__EXERCISE AIM__
Where a line in the records below contains the string "Nome", tally it; give only the final number.

__DATA SUPPLIED__

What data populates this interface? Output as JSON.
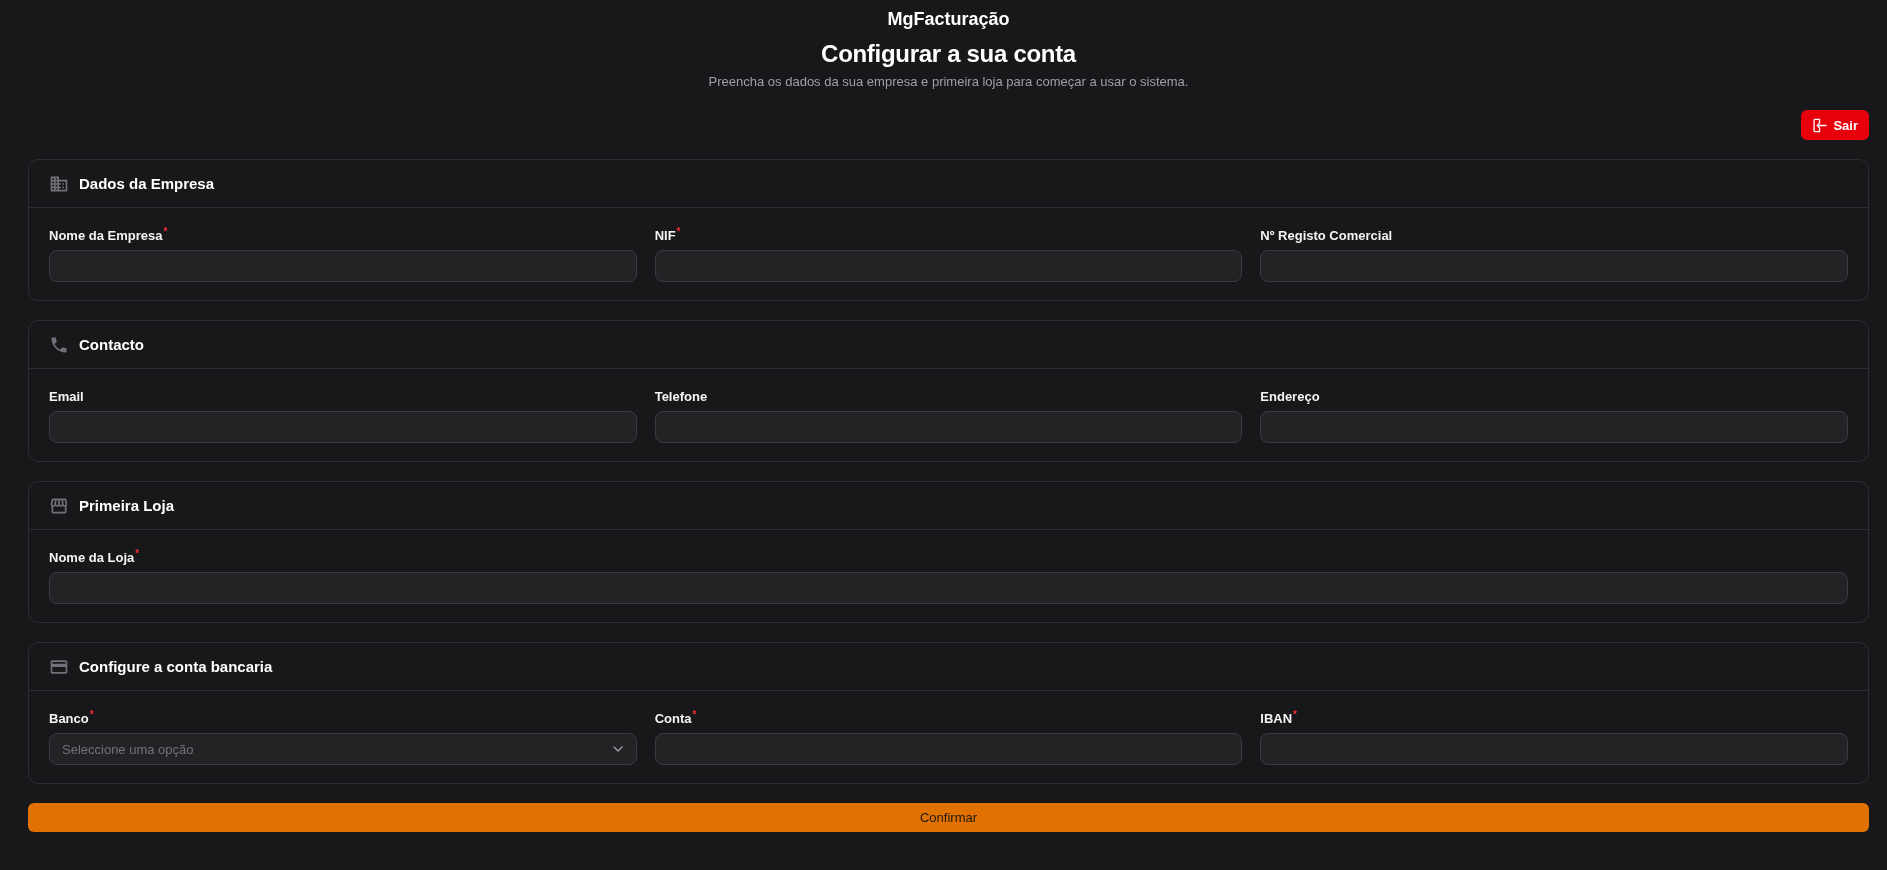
{
  "app": {
    "name": "MgFacturação"
  },
  "page": {
    "title": "Configurar a sua conta",
    "subtitle": "Preencha os dados da sua empresa e primeira loja para começar a usar o sistema."
  },
  "logout_button": {
    "label": "Sair"
  },
  "sections": [
    {
      "kind": "company",
      "title": "Dados da Empresa",
      "fields": [
        {
          "kind": "text",
          "label": "Nome da Empresa$^{*}$"
        },
        {
          "kind": "text",
          "label": "NIF$^{*}$"
        },
        {
          "kind": "text",
          "label": "Nº Registo Comercial"
        }
      ]
    },
    {
      "kind": "contact",
      "title": "Contacto",
      "fields": [
        {
          "kind": "text",
          "label": "Email"
        },
        {
          "kind": "text",
          "label": "Telefone"
        },
        {
          "kind": "text",
          "label": "Endereço"
        }
      ]
    },
    {
      "kind": "store",
      "title": "Primeira Loja",
      "fields": [
        {
          "kind": "text",
          "label": "Nome da Loja$^{*}$"
        }
      ]
    },
    {
      "kind": "bank",
      "title": "Configure a conta bancaria",
      "fields": [
        {
          "kind": "select",
          "label": "Banco$^{*}$",
          "placeholder": "Seleccione uma opção"
        },
        {
          "kind": "text",
          "label": "Conta$^{*}$"
        },
        {
          "kind": "text",
          "label": "IBAN$^{*}$"
        }
      ]
    }
  ],
  "confirm_button": {
    "label": "Confirmar"
  }
}
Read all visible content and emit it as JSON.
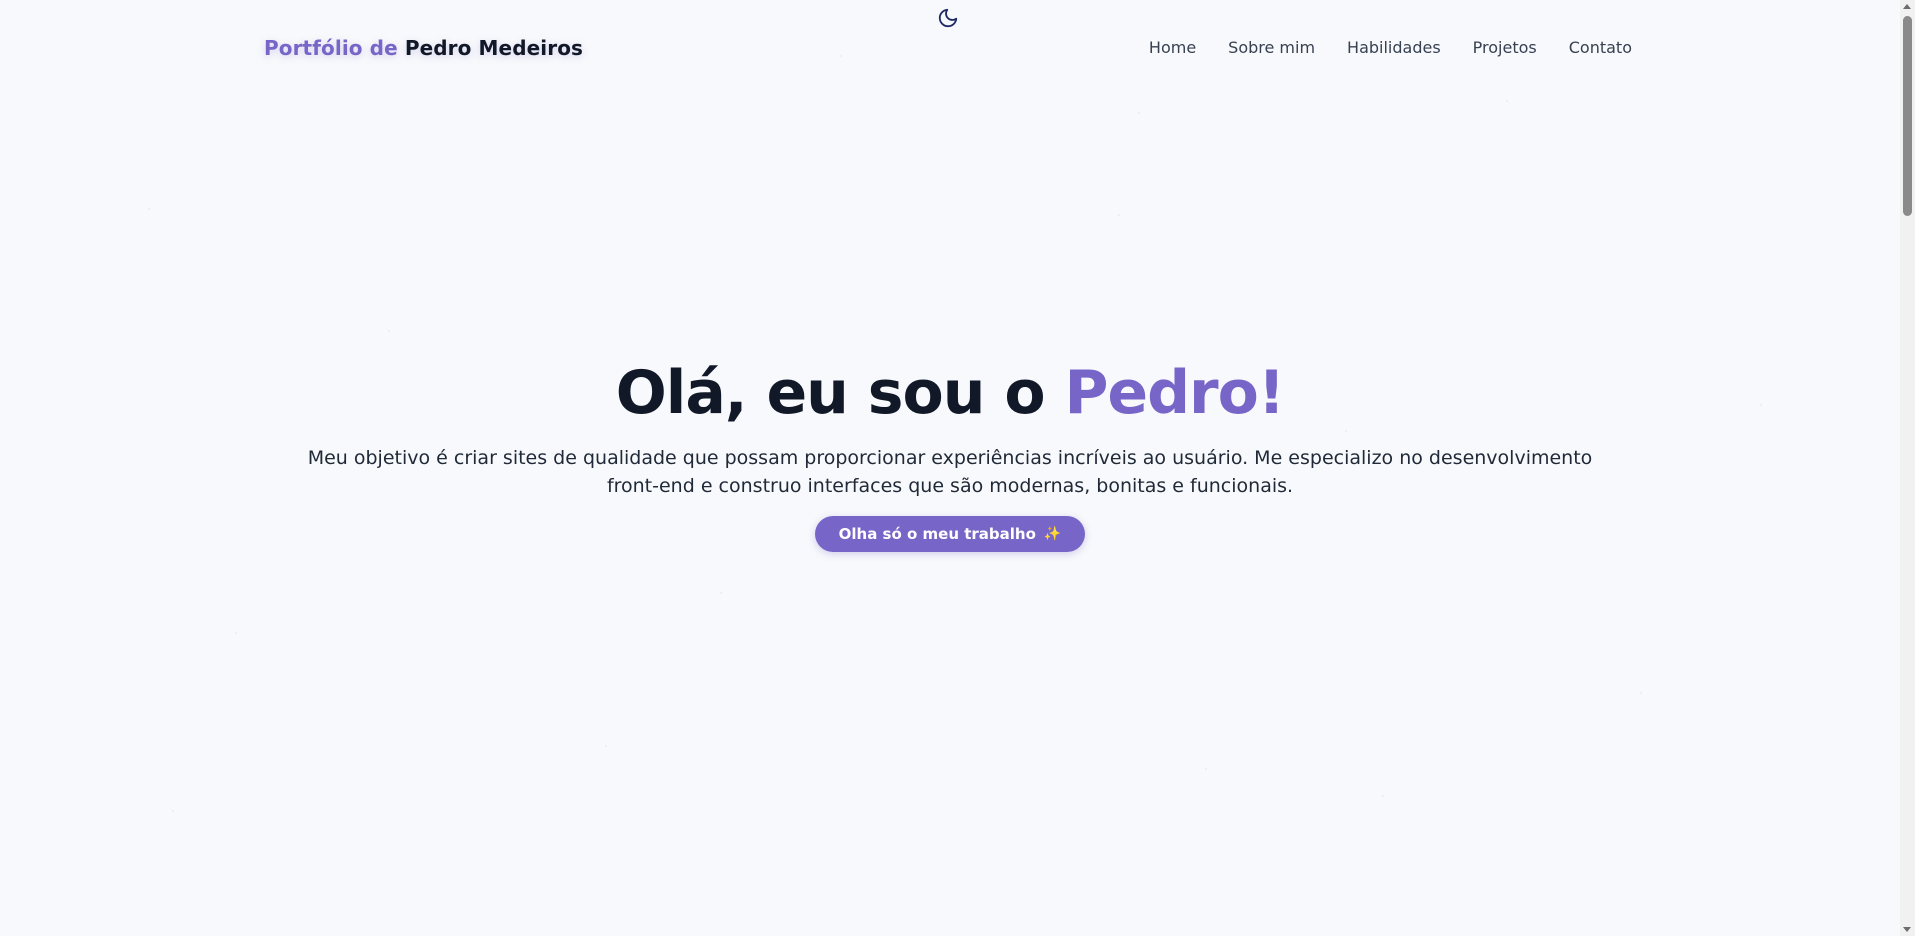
{
  "header": {
    "brand_prefix": "Portfólio de",
    "brand_name": "Pedro Medeiros",
    "theme_icon": "moon-icon",
    "nav": [
      {
        "label": "Home"
      },
      {
        "label": "Sobre mim"
      },
      {
        "label": "Habilidades"
      },
      {
        "label": "Projetos"
      },
      {
        "label": "Contato"
      }
    ]
  },
  "hero": {
    "title_prefix": "Olá, eu sou o",
    "title_name": "Pedro!",
    "subtitle": "Meu objetivo é criar sites de qualidade que possam proporcionar experiências incríveis ao usuário. Me especializo no desenvolvimento front-end e construo interfaces que são modernas, bonitas e funcionais.",
    "cta_label": "Olha só o meu trabalho",
    "cta_icon": "sparkles-icon",
    "cta_emoji": "✨"
  },
  "colors": {
    "accent": "#7766c8",
    "text_dark": "#111827",
    "background": "#f8f9fc"
  }
}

__ANSWER SPACE__
2